THE PROBLEM
Without skipping anything, print all of the data exactly.

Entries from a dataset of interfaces
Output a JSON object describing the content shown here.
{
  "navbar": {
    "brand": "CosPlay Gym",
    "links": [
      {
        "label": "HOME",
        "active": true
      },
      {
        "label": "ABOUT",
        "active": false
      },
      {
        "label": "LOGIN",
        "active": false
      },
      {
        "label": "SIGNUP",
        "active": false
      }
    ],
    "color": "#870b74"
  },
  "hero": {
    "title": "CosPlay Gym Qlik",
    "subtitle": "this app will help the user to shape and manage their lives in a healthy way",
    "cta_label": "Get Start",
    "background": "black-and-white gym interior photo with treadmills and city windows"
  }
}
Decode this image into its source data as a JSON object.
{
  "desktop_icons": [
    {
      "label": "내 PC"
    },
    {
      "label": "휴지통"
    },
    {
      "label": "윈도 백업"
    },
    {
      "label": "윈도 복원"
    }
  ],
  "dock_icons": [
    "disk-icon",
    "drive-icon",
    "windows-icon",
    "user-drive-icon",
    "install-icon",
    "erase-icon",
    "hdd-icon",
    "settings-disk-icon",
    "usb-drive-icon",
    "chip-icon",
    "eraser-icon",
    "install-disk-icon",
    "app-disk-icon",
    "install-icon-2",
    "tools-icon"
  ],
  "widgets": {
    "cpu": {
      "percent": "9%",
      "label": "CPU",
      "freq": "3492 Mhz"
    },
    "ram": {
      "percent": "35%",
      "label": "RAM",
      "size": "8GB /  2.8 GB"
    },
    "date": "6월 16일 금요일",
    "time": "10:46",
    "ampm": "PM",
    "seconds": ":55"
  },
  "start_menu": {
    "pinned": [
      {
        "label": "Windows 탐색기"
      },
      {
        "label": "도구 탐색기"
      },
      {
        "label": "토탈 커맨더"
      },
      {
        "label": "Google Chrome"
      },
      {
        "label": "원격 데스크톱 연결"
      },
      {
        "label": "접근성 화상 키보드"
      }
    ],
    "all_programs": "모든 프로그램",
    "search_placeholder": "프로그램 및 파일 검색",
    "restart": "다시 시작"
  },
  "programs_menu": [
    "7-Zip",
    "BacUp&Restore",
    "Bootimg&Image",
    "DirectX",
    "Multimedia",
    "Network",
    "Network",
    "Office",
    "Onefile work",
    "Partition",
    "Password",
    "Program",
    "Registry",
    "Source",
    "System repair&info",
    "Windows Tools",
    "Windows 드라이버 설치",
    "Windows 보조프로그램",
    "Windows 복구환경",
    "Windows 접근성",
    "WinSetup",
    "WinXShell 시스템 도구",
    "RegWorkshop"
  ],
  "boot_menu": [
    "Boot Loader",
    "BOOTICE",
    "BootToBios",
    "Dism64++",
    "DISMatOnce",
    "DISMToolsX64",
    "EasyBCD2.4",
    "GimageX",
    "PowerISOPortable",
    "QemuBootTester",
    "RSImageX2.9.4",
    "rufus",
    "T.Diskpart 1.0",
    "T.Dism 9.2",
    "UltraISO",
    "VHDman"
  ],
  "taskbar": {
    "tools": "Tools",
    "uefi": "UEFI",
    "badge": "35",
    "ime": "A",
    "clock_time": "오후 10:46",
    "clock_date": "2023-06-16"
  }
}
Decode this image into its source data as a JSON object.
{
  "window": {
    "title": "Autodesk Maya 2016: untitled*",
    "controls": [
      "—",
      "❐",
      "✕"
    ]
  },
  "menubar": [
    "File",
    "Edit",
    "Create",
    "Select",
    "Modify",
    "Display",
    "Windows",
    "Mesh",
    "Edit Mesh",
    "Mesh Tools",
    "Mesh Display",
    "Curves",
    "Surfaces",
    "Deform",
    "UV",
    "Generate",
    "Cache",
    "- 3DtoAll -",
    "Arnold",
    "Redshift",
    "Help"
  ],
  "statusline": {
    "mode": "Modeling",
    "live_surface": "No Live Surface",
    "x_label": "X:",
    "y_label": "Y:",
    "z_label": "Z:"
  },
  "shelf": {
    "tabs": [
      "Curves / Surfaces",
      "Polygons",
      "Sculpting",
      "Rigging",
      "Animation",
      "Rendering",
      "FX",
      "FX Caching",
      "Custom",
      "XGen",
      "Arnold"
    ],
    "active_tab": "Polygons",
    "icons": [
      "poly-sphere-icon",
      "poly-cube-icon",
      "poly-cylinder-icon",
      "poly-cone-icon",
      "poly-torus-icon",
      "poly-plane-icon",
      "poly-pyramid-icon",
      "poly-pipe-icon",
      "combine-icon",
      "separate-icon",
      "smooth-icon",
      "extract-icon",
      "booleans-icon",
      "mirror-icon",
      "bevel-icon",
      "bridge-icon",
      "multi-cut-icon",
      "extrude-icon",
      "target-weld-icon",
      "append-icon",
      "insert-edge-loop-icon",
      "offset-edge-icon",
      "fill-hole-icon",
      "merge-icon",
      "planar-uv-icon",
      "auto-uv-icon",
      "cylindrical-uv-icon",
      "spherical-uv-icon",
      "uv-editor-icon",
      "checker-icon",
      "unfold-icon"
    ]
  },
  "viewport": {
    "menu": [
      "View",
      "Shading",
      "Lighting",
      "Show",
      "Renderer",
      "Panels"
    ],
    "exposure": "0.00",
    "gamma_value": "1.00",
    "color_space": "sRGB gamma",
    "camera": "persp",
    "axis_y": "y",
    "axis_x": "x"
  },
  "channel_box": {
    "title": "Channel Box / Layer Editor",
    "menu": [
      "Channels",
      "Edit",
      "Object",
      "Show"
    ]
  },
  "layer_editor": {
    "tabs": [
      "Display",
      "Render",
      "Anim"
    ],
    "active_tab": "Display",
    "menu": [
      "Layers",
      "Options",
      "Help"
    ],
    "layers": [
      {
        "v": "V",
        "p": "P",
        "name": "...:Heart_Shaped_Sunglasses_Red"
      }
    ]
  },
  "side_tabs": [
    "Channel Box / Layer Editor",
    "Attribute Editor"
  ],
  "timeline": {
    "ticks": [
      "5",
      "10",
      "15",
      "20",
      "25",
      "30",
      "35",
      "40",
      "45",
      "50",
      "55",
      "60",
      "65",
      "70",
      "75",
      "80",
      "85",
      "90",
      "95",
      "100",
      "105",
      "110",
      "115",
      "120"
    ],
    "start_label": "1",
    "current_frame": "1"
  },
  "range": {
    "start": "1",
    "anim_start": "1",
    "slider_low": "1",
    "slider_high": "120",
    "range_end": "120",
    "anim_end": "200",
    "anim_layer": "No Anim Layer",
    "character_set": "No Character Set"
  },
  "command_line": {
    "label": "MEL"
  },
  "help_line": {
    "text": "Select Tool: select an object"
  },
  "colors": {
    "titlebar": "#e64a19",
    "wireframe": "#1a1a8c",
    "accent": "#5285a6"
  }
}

TASK OUTPUT
Output a JSON object describing the content shown here.
{
  "navbar": {
    "brand": "CosPlay Gym",
    "links": [
      {
        "label": "HOME",
        "active": true
      },
      {
        "label": "ABOUT",
        "active": false
      },
      {
        "label": "LOGIN",
        "active": false
      },
      {
        "label": "SIGNUP",
        "active": false
      }
    ],
    "color": "#870b74"
  },
  "hero": {
    "title": "CosPlay Gym Qlik",
    "subtitle": "this app will help the user to shape and manage their lives in a healthy way",
    "cta_label": "Get Start",
    "background": "black-and-white gym interior photo with treadmills and city windows"
  }
}
Decode this image into its source data as a JSON object.
{
  "desktop_icons": [
    {
      "label": "내 PC"
    },
    {
      "label": "휴지통"
    },
    {
      "label": "윈도 백업"
    },
    {
      "label": "윈도 복원"
    }
  ],
  "dock_icons": [
    "disk-icon",
    "drive-icon",
    "windows-icon",
    "user-drive-icon",
    "install-icon",
    "erase-icon",
    "hdd-icon",
    "settings-disk-icon",
    "usb-drive-icon",
    "chip-icon",
    "eraser-icon",
    "install-disk-icon",
    "app-disk-icon",
    "install-icon-2",
    "tools-icon"
  ],
  "widgets": {
    "cpu": {
      "percent": "9%",
      "label": "CPU",
      "freq": "3492 Mhz"
    },
    "ram": {
      "percent": "35%",
      "label": "RAM",
      "size": "8GB /  2.8 GB"
    },
    "date": "6월 16일 금요일",
    "time": "10:46",
    "ampm": "PM",
    "seconds": ":55"
  },
  "start_menu": {
    "pinned": [
      {
        "label": "Windows 탐색기"
      },
      {
        "label": "도구 탐색기"
      },
      {
        "label": "토탈 커맨더"
      },
      {
        "label": "Google Chrome"
      },
      {
        "label": "원격 데스크톱 연결"
      },
      {
        "label": "접근성 화상 키보드"
      }
    ],
    "all_programs": "모든 프로그램",
    "search_placeholder": "프로그램 및 파일 검색",
    "restart": "다시 시작"
  },
  "programs_menu": [
    "7-Zip",
    "BacUp&Restore",
    "Bootimg&Image",
    "DirectX",
    "Multimedia",
    "Network",
    "Network",
    "Office",
    "Onefile work",
    "Partition",
    "Password",
    "Program",
    "Registry",
    "Source",
    "System repair&info",
    "Windows Tools",
    "Windows 드라이버 설치",
    "Windows 보조프로그램",
    "Windows 복구환경",
    "Windows 접근성",
    "WinSetup",
    "WinXShell 시스템 도구",
    "RegWorkshop"
  ],
  "boot_menu": [
    "Boot Loader",
    "BOOTICE",
    "BootToBios",
    "Dism64++",
    "DISMatOnce",
    "DISMToolsX64",
    "EasyBCD2.4",
    "GimageX",
    "PowerISOPortable",
    "QemuBootTester",
    "RSImageX2.9.4",
    "rufus",
    "T.Diskpart 1.0",
    "T.Dism 9.2",
    "UltraISO",
    "VHDman"
  ],
  "taskbar": {
    "tools": "Tools",
    "uefi": "UEFI",
    "badge": "35",
    "ime": "A",
    "clock_time": "오후 10:46",
    "clock_date": "2023-06-16"
  }
}
Decode this image into its source data as a JSON object.
{
  "window": {
    "title": "Autodesk Maya 2016: untitled*",
    "controls": [
      "—",
      "❐",
      "✕"
    ]
  },
  "menubar": [
    "File",
    "Edit",
    "Create",
    "Select",
    "Modify",
    "Display",
    "Windows",
    "Mesh",
    "Edit Mesh",
    "Mesh Tools",
    "Mesh Display",
    "Curves",
    "Surfaces",
    "Deform",
    "UV",
    "Generate",
    "Cache",
    "- 3DtoAll -",
    "Arnold",
    "Redshift",
    "Help"
  ],
  "statusline": {
    "mode": "Modeling",
    "live_surface": "No Live Surface",
    "x_label": "X:",
    "y_label": "Y:",
    "z_label": "Z:"
  },
  "shelf": {
    "tabs": [
      "Curves / Surfaces",
      "Polygons",
      "Sculpting",
      "Rigging",
      "Animation",
      "Rendering",
      "FX",
      "FX Caching",
      "Custom",
      "XGen",
      "Arnold"
    ],
    "active_tab": "Polygons",
    "icons": [
      "poly-sphere-icon",
      "poly-cube-icon",
      "poly-cylinder-icon",
      "poly-cone-icon",
      "poly-torus-icon",
      "poly-plane-icon",
      "poly-pyramid-icon",
      "poly-pipe-icon",
      "combine-icon",
      "separate-icon",
      "smooth-icon",
      "extract-icon",
      "booleans-icon",
      "mirror-icon",
      "bevel-icon",
      "bridge-icon",
      "multi-cut-icon",
      "extrude-icon",
      "target-weld-icon",
      "append-icon",
      "insert-edge-loop-icon",
      "offset-edge-icon",
      "fill-hole-icon",
      "merge-icon",
      "planar-uv-icon",
      "auto-uv-icon",
      "cylindrical-uv-icon",
      "spherical-uv-icon",
      "uv-editor-icon",
      "checker-icon",
      "unfold-icon"
    ]
  },
  "viewport": {
    "menu": [
      "View",
      "Shading",
      "Lighting",
      "Show",
      "Renderer",
      "Panels"
    ],
    "exposure": "0.00",
    "gamma_value": "1.00",
    "color_space": "sRGB gamma",
    "camera": "persp",
    "axis_y": "y",
    "axis_x": "x"
  },
  "channel_box": {
    "title": "Channel Box / Layer Editor",
    "menu": [
      "Channels",
      "Edit",
      "Object",
      "Show"
    ]
  },
  "layer_editor": {
    "tabs": [
      "Display",
      "Render",
      "Anim"
    ],
    "active_tab": "Display",
    "menu": [
      "Layers",
      "Options",
      "Help"
    ],
    "layers": [
      {
        "v": "V",
        "p": "P",
        "name": "...:Heart_Shaped_Sunglasses_Red"
      }
    ]
  },
  "side_tabs": [
    "Channel Box / Layer Editor",
    "Attribute Editor"
  ],
  "timeline": {
    "ticks": [
      "5",
      "10",
      "15",
      "20",
      "25",
      "30",
      "35",
      "40",
      "45",
      "50",
      "55",
      "60",
      "65",
      "70",
      "75",
      "80",
      "85",
      "90",
      "95",
      "100",
      "105",
      "110",
      "115",
      "120"
    ],
    "start_label": "1",
    "current_frame": "1"
  },
  "range": {
    "start": "1",
    "anim_start": "1",
    "slider_low": "1",
    "slider_high": "120",
    "range_end": "120",
    "anim_end": "200",
    "anim_layer": "No Anim Layer",
    "character_set": "No Character Set"
  },
  "command_line": {
    "label": "MEL"
  },
  "help_line": {
    "text": "Select Tool: select an object"
  },
  "colors": {
    "titlebar": "#e64a19",
    "wireframe": "#1a1a8c",
    "accent": "#5285a6"
  }
}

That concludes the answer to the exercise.